In 1959, Volvo came out with the three-point seat belt, a seat belt designed by Swedish Engineer Nils Bohlin. Bohlin wanted to design a seat belt that could prevent whiplash and deaths. His design is considered an industrial design which was patented as such in 1962. Seven years later Volvo decided to offer Bohlin’s seat belt design for free under an open patent. Their decision to release the three point seat belt patent is estimated to have saved over a million lives since being invented.
This is a wonderful example of an open patent working to benefit the greater good. What exactly is an open patent and how does it work? An open patent is a patent that is freely shared with others under a copyleft-like license. Under an open patent, other companies and individuals are free to use the patent, but most times must pay a licensing fee to use the patent. Normally patents are obtained to protect the author’s work from being used for copying and reproducing. However, with the open patent author’s are willing to share their work and even encourage adaptation of their existing work. In exchange, if another author were to improve upon the design of the open patent, then this author’s work would also be bound to the same licensing agreement and this new patent improvement would be made available to original author of open patent.

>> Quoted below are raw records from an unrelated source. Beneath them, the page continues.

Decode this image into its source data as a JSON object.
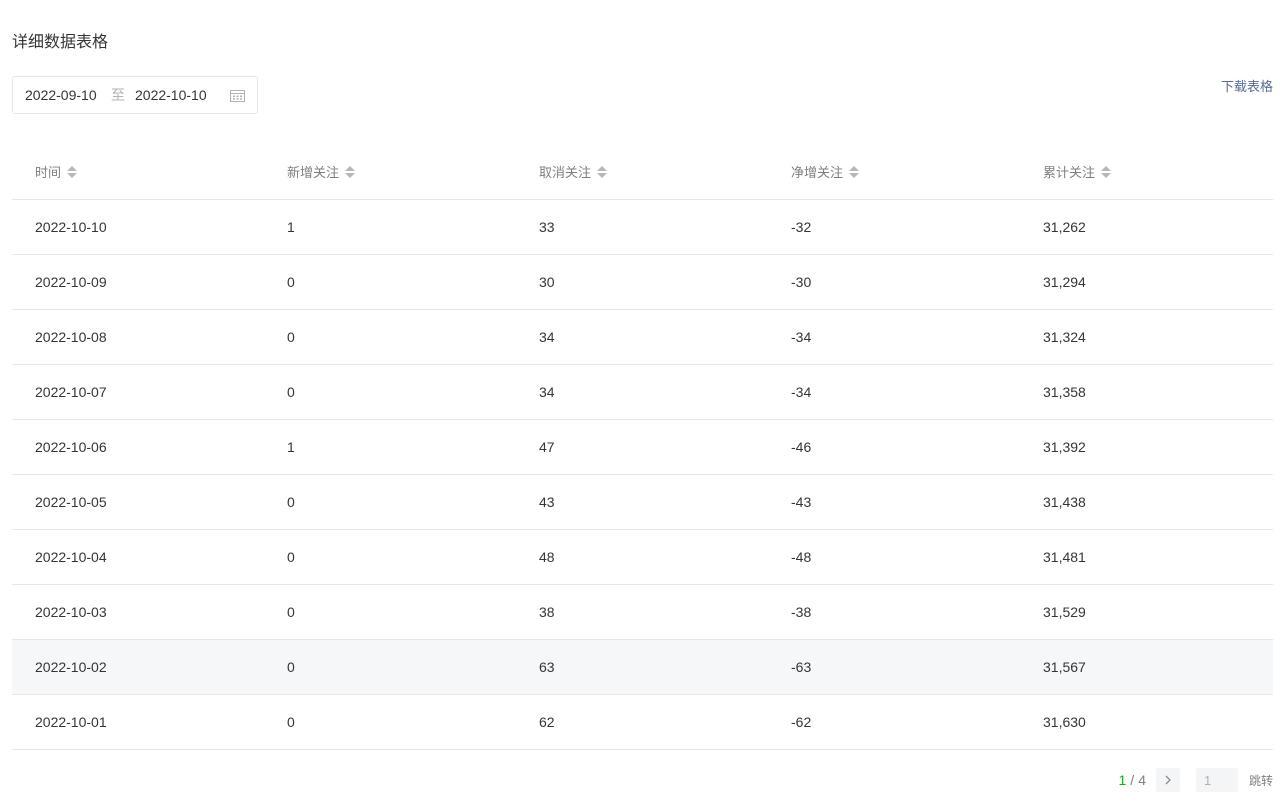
{
  "section": {
    "title": "详细数据表格"
  },
  "date_range": {
    "start": "2022-09-10",
    "separator": "至",
    "end": "2022-10-10",
    "icon": "calendar-icon"
  },
  "download": {
    "label": "下载表格"
  },
  "table": {
    "columns": [
      "时间",
      "新增关注",
      "取消关注",
      "净增关注",
      "累计关注"
    ],
    "rows": [
      [
        "2022-10-10",
        "1",
        "33",
        "-32",
        "31,262"
      ],
      [
        "2022-10-09",
        "0",
        "30",
        "-30",
        "31,294"
      ],
      [
        "2022-10-08",
        "0",
        "34",
        "-34",
        "31,324"
      ],
      [
        "2022-10-07",
        "0",
        "34",
        "-34",
        "31,358"
      ],
      [
        "2022-10-06",
        "1",
        "47",
        "-46",
        "31,392"
      ],
      [
        "2022-10-05",
        "0",
        "43",
        "-43",
        "31,438"
      ],
      [
        "2022-10-04",
        "0",
        "48",
        "-48",
        "31,481"
      ],
      [
        "2022-10-03",
        "0",
        "38",
        "-38",
        "31,529"
      ],
      [
        "2022-10-02",
        "0",
        "63",
        "-63",
        "31,567"
      ],
      [
        "2022-10-01",
        "0",
        "62",
        "-62",
        "31,630"
      ]
    ],
    "highlighted_row": 8
  },
  "pagination": {
    "current": "1",
    "separator": "/",
    "total": "4",
    "next_icon": "chevron-right-icon",
    "jump_placeholder": "1",
    "jump_label": "跳转"
  },
  "colors": {
    "accent": "#1aad19",
    "link": "#576b95",
    "border": "#e7e7eb",
    "highlight": "#f6f7f9"
  }
}
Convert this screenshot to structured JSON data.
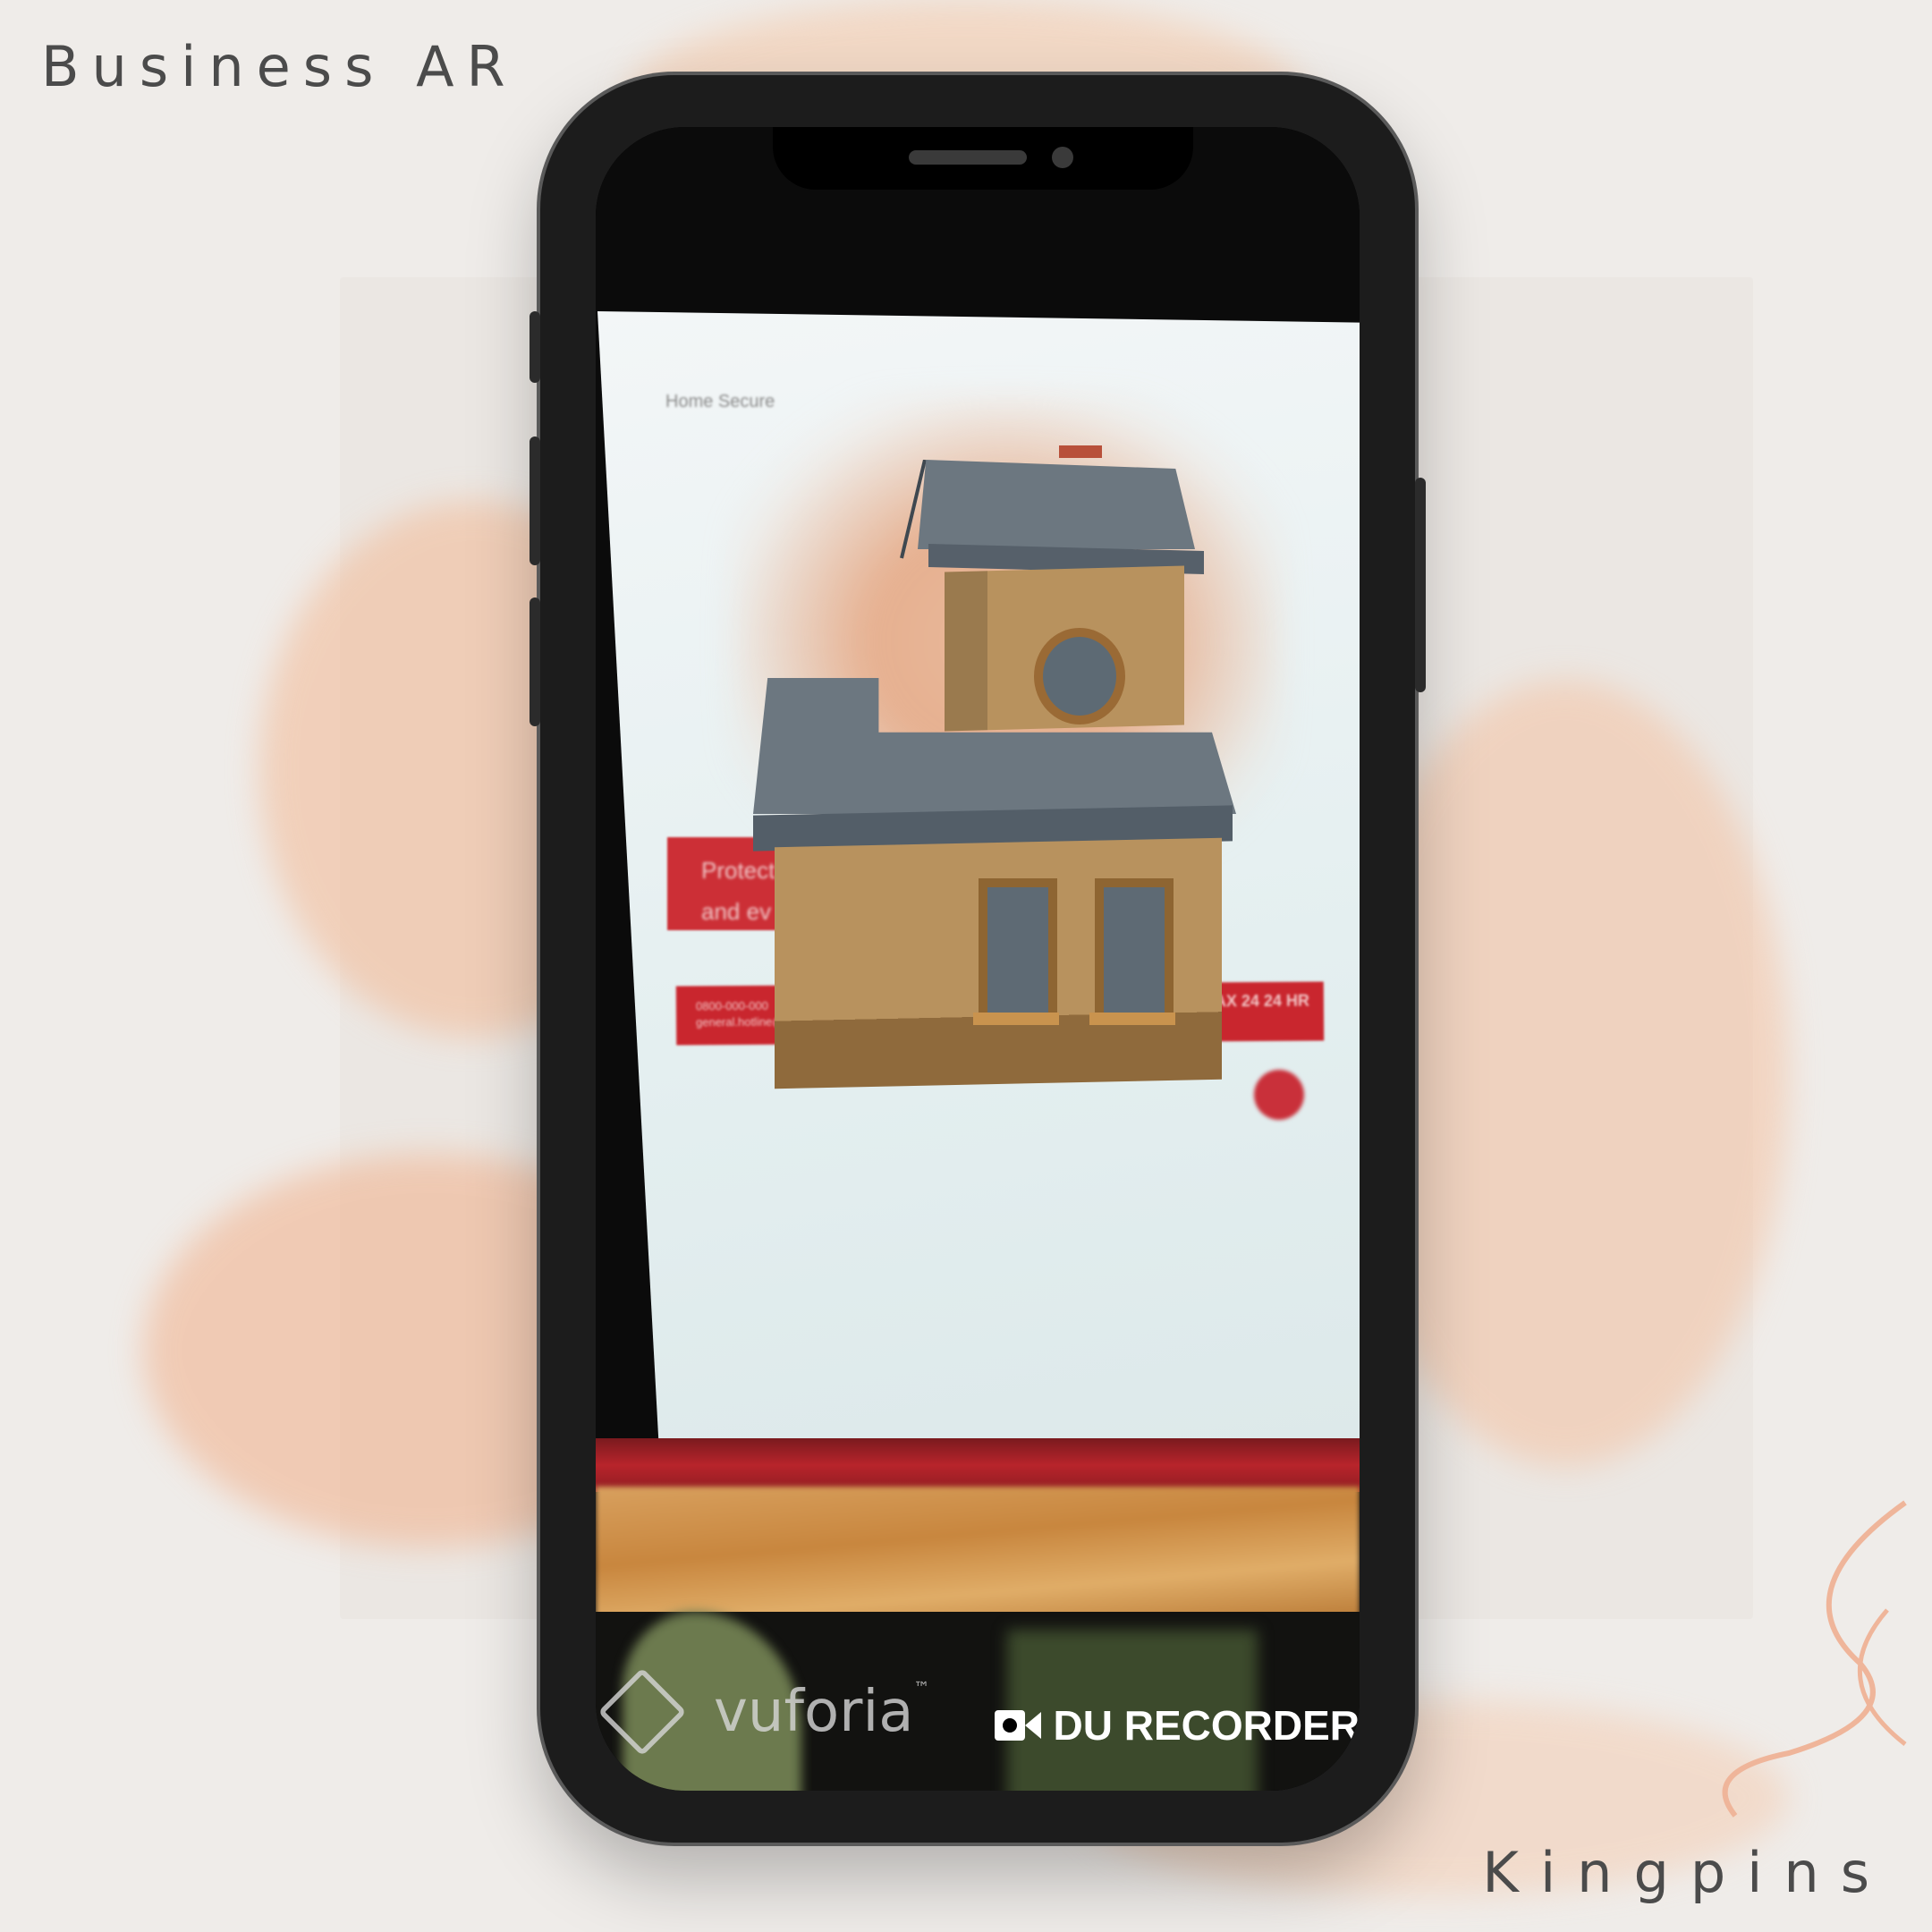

With the consumer demand for technology to be compatible with other software applications and programs, software companies are using open patent agreements regularly for the greater good of improving technology and staying profitable. Recently, though some technology companies are not playing nicely with each other. In the past year, lawsuits have popped up between Apple and Google and most recently Apple and Samsung over patent infringement battles. It will be interesting to see how open patents will work in the future as more disputes arise.